I wish I could report that his life was the only one taken by self-immolation, but they have continued to increase since 2009 and a confounding 122 cases have been confirmed to date. This is no small number and it clearly shows the desperation and repression of those in Tibet. In what is another constraint to human rights, recent reports confirm friends and relatives of self-immolators are now being subject to sentencing by Chinese authorities for alleged association with the self-immolators.
Tibet’s spiritual leader, His Holiness the 14th Dalai Lama, has travelled the globe seeking compassion and peaceful solutions for his country in exile. This year I once again had the privilege to meet His Holiness here in Australia. His struggle for liberation of Tibet has always strongly opposed the use of violence. His Holiness understands the power of universal responsibility for all things and through his leadership he has actively pursued peaceful solutions to human rights abuses.
Today is the 24th anniversary of the conferment of the Nobel Peace Prize on His Holiness. In 1989 the Norwegian Nobel Committee declared His Holiness worthy of this prestigious prize. I believe, and I am sure many will agree, that his leadership through non-violent action and spiritual guidance to the Tibetan people is most commendable and worthy of global recognition. During his acceptance speech the Dalai Lama spoke of cultivating a universal responsibility and said: I believe all suffering is caused by ignorance. People inflict pain on others in the selfish pursuit of their happiness or satisfaction. Yet true happiness comes from a sense of brotherhood and sisterhood. We need to cultivate a universal responsibility for one another and the planet we share.
These words are valuable and worth reflecting on, particularly today as we mark Human Rights Day and celebrate the anniversary of the establishment of the High Commissioner for Human Rights.
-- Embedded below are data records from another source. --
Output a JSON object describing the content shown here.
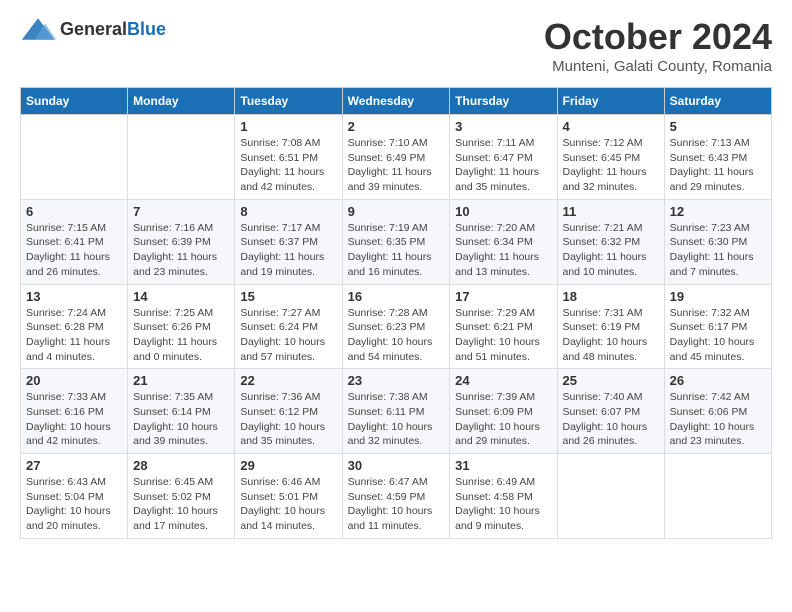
{
  "header": {
    "logo_general": "General",
    "logo_blue": "Blue",
    "month_title": "October 2024",
    "location": "Munteni, Galati County, Romania"
  },
  "days_of_week": [
    "Sunday",
    "Monday",
    "Tuesday",
    "Wednesday",
    "Thursday",
    "Friday",
    "Saturday"
  ],
  "weeks": [
    [
      {
        "day": "",
        "info": ""
      },
      {
        "day": "",
        "info": ""
      },
      {
        "day": "1",
        "info": "Sunrise: 7:08 AM\nSunset: 6:51 PM\nDaylight: 11 hours and 42 minutes."
      },
      {
        "day": "2",
        "info": "Sunrise: 7:10 AM\nSunset: 6:49 PM\nDaylight: 11 hours and 39 minutes."
      },
      {
        "day": "3",
        "info": "Sunrise: 7:11 AM\nSunset: 6:47 PM\nDaylight: 11 hours and 35 minutes."
      },
      {
        "day": "4",
        "info": "Sunrise: 7:12 AM\nSunset: 6:45 PM\nDaylight: 11 hours and 32 minutes."
      },
      {
        "day": "5",
        "info": "Sunrise: 7:13 AM\nSunset: 6:43 PM\nDaylight: 11 hours and 29 minutes."
      }
    ],
    [
      {
        "day": "6",
        "info": "Sunrise: 7:15 AM\nSunset: 6:41 PM\nDaylight: 11 hours and 26 minutes."
      },
      {
        "day": "7",
        "info": "Sunrise: 7:16 AM\nSunset: 6:39 PM\nDaylight: 11 hours and 23 minutes."
      },
      {
        "day": "8",
        "info": "Sunrise: 7:17 AM\nSunset: 6:37 PM\nDaylight: 11 hours and 19 minutes."
      },
      {
        "day": "9",
        "info": "Sunrise: 7:19 AM\nSunset: 6:35 PM\nDaylight: 11 hours and 16 minutes."
      },
      {
        "day": "10",
        "info": "Sunrise: 7:20 AM\nSunset: 6:34 PM\nDaylight: 11 hours and 13 minutes."
      },
      {
        "day": "11",
        "info": "Sunrise: 7:21 AM\nSunset: 6:32 PM\nDaylight: 11 hours and 10 minutes."
      },
      {
        "day": "12",
        "info": "Sunrise: 7:23 AM\nSunset: 6:30 PM\nDaylight: 11 hours and 7 minutes."
      }
    ],
    [
      {
        "day": "13",
        "info": "Sunrise: 7:24 AM\nSunset: 6:28 PM\nDaylight: 11 hours and 4 minutes."
      },
      {
        "day": "14",
        "info": "Sunrise: 7:25 AM\nSunset: 6:26 PM\nDaylight: 11 hours and 0 minutes."
      },
      {
        "day": "15",
        "info": "Sunrise: 7:27 AM\nSunset: 6:24 PM\nDaylight: 10 hours and 57 minutes."
      },
      {
        "day": "16",
        "info": "Sunrise: 7:28 AM\nSunset: 6:23 PM\nDaylight: 10 hours and 54 minutes."
      },
      {
        "day": "17",
        "info": "Sunrise: 7:29 AM\nSunset: 6:21 PM\nDaylight: 10 hours and 51 minutes."
      },
      {
        "day": "18",
        "info": "Sunrise: 7:31 AM\nSunset: 6:19 PM\nDaylight: 10 hours and 48 minutes."
      },
      {
        "day": "19",
        "info": "Sunrise: 7:32 AM\nSunset: 6:17 PM\nDaylight: 10 hours and 45 minutes."
      }
    ],
    [
      {
        "day": "20",
        "info": "Sunrise: 7:33 AM\nSunset: 6:16 PM\nDaylight: 10 hours and 42 minutes."
      },
      {
        "day": "21",
        "info": "Sunrise: 7:35 AM\nSunset: 6:14 PM\nDaylight: 10 hours and 39 minutes."
      },
      {
        "day": "22",
        "info": "Sunrise: 7:36 AM\nSunset: 6:12 PM\nDaylight: 10 hours and 35 minutes."
      },
      {
        "day": "23",
        "info": "Sunrise: 7:38 AM\nSunset: 6:11 PM\nDaylight: 10 hours and 32 minutes."
      },
      {
        "day": "24",
        "info": "Sunrise: 7:39 AM\nSunset: 6:09 PM\nDaylight: 10 hours and 29 minutes."
      },
      {
        "day": "25",
        "info": "Sunrise: 7:40 AM\nSunset: 6:07 PM\nDaylight: 10 hours and 26 minutes."
      },
      {
        "day": "26",
        "info": "Sunrise: 7:42 AM\nSunset: 6:06 PM\nDaylight: 10 hours and 23 minutes."
      }
    ],
    [
      {
        "day": "27",
        "info": "Sunrise: 6:43 AM\nSunset: 5:04 PM\nDaylight: 10 hours and 20 minutes."
      },
      {
        "day": "28",
        "info": "Sunrise: 6:45 AM\nSunset: 5:02 PM\nDaylight: 10 hours and 17 minutes."
      },
      {
        "day": "29",
        "info": "Sunrise: 6:46 AM\nSunset: 5:01 PM\nDaylight: 10 hours and 14 minutes."
      },
      {
        "day": "30",
        "info": "Sunrise: 6:47 AM\nSunset: 4:59 PM\nDaylight: 10 hours and 11 minutes."
      },
      {
        "day": "31",
        "info": "Sunrise: 6:49 AM\nSunset: 4:58 PM\nDaylight: 10 hours and 9 minutes."
      },
      {
        "day": "",
        "info": ""
      },
      {
        "day": "",
        "info": ""
      }
    ]
  ]
}
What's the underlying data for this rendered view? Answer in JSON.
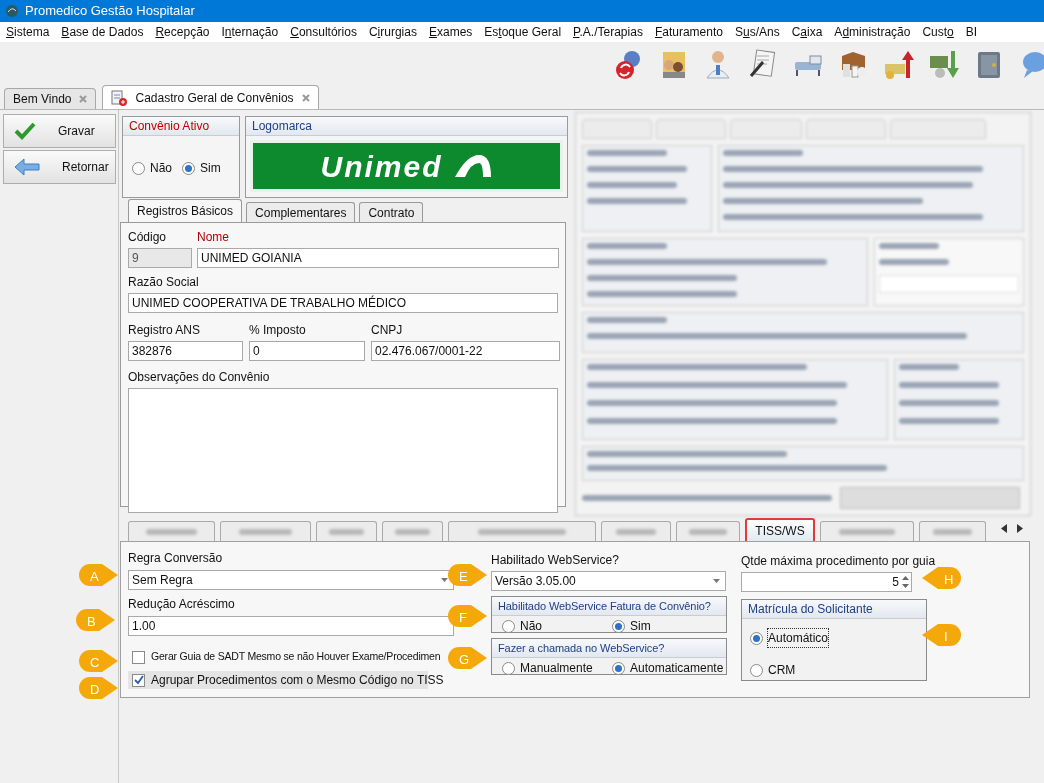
{
  "window": {
    "title": "Promedico Gestão Hospitalar"
  },
  "menu": [
    {
      "key": "S",
      "post": "istema"
    },
    {
      "key": "B",
      "post": "ase de Dados"
    },
    {
      "key": "R",
      "post": "ecepção"
    },
    {
      "pre": "I",
      "key": "n",
      "post": "ternação"
    },
    {
      "key": "C",
      "post": "onsultórios"
    },
    {
      "pre": "C",
      "key": "i",
      "post": "rurgias"
    },
    {
      "key": "E",
      "post": "xames"
    },
    {
      "pre": "Es",
      "key": "t",
      "post": "oque Geral"
    },
    {
      "key": "P",
      "post": ".A./Terapias"
    },
    {
      "key": "F",
      "post": "aturamento"
    },
    {
      "pre": "S",
      "key": "u",
      "post": "s/Ans"
    },
    {
      "pre": "C",
      "key": "a",
      "post": "ixa"
    },
    {
      "pre": "A",
      "key": "d",
      "post": "ministração"
    },
    {
      "pre": "Cust",
      "key": "o"
    },
    {
      "pre": "BI"
    }
  ],
  "doc_tabs": [
    {
      "label": "Bem Vindo",
      "selected": false
    },
    {
      "label": "Cadastro Geral de Convênios",
      "selected": true
    }
  ],
  "sidebar": {
    "buttons": [
      {
        "label": "Gravar",
        "kind": "save"
      },
      {
        "label": "Retornar",
        "kind": "back"
      }
    ]
  },
  "convenio_ativo": {
    "title": "Convênio Ativo",
    "options": [
      {
        "label": "Não",
        "selected": false
      },
      {
        "label": "Sim",
        "selected": true
      }
    ]
  },
  "logomarca": {
    "title": "Logomarca",
    "logo_text": "Unimed"
  },
  "form_tabs": [
    {
      "label": "Registros Básicos",
      "selected": true
    },
    {
      "label": "Complementares",
      "selected": false
    },
    {
      "label": "Contrato",
      "selected": false
    }
  ],
  "registros": {
    "codigo": {
      "label": "Código",
      "value": "9",
      "disabled": true
    },
    "nome": {
      "label": "Nome",
      "value": "UNIMED GOIANIA",
      "required": true
    },
    "razao_social": {
      "label": "Razão Social",
      "value": "UNIMED COOPERATIVA DE TRABALHO MÉDICO"
    },
    "registro_ans": {
      "label": "Registro ANS",
      "value": "382876"
    },
    "imposto": {
      "label": "% Imposto",
      "value": "0"
    },
    "cnpj": {
      "label": "CNPJ",
      "value": "02.476.067/0001-22"
    },
    "observacoes": {
      "label": "Observações do Convênio"
    }
  },
  "bottom_tabs": [
    {
      "selected": false
    },
    {
      "selected": false
    },
    {
      "selected": false
    },
    {
      "selected": false
    },
    {
      "selected": false
    },
    {
      "selected": false
    },
    {
      "selected": false
    },
    {
      "label": "TISS/WS",
      "selected": true,
      "highlighted": true
    },
    {
      "selected": false
    },
    {
      "selected": false
    }
  ],
  "tiss": {
    "regra": {
      "label": "Regra Conversão",
      "value": "Sem Regra"
    },
    "reducao": {
      "label": "Redução Acréscimo",
      "value": "1.00"
    },
    "checks": [
      {
        "label": "Gerar Guia de SADT Mesmo se não Houver Exame/Procedimen",
        "checked": false
      },
      {
        "label": "Agrupar Procedimentos com o Mesmo Código no TISS",
        "checked": true
      }
    ],
    "webservice": {
      "label": "Habilitado WebService?",
      "value": "Versão 3.05.00"
    },
    "fatura": {
      "title": "Habilitado WebService Fatura de Convênio?",
      "options": [
        {
          "label": "Não",
          "selected": false
        },
        {
          "label": "Sim",
          "selected": true
        }
      ]
    },
    "chamada": {
      "title": "Fazer a chamada no WebService?",
      "options": [
        {
          "label": "Manualmente",
          "selected": false
        },
        {
          "label": "Automaticamente",
          "selected": true
        }
      ]
    },
    "qtde": {
      "label": "Qtde máxima procedimento por guia",
      "value": "5"
    },
    "matricula": {
      "title": "Matrícula do Solicitante",
      "options": [
        {
          "label": "Automático",
          "selected": true
        },
        {
          "label": "CRM",
          "selected": false
        }
      ]
    }
  },
  "callouts": [
    {
      "letter": "A"
    },
    {
      "letter": "B"
    },
    {
      "letter": "C"
    },
    {
      "letter": "D"
    },
    {
      "letter": "E"
    },
    {
      "letter": "F"
    },
    {
      "letter": "G"
    },
    {
      "letter": "H"
    },
    {
      "letter": "I"
    }
  ]
}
Today as we acknowledge Human Rights Day we should acknowledge the ongoing struggle of those living in Tibet. We should not only acknowledge but also commit to act on their behalf.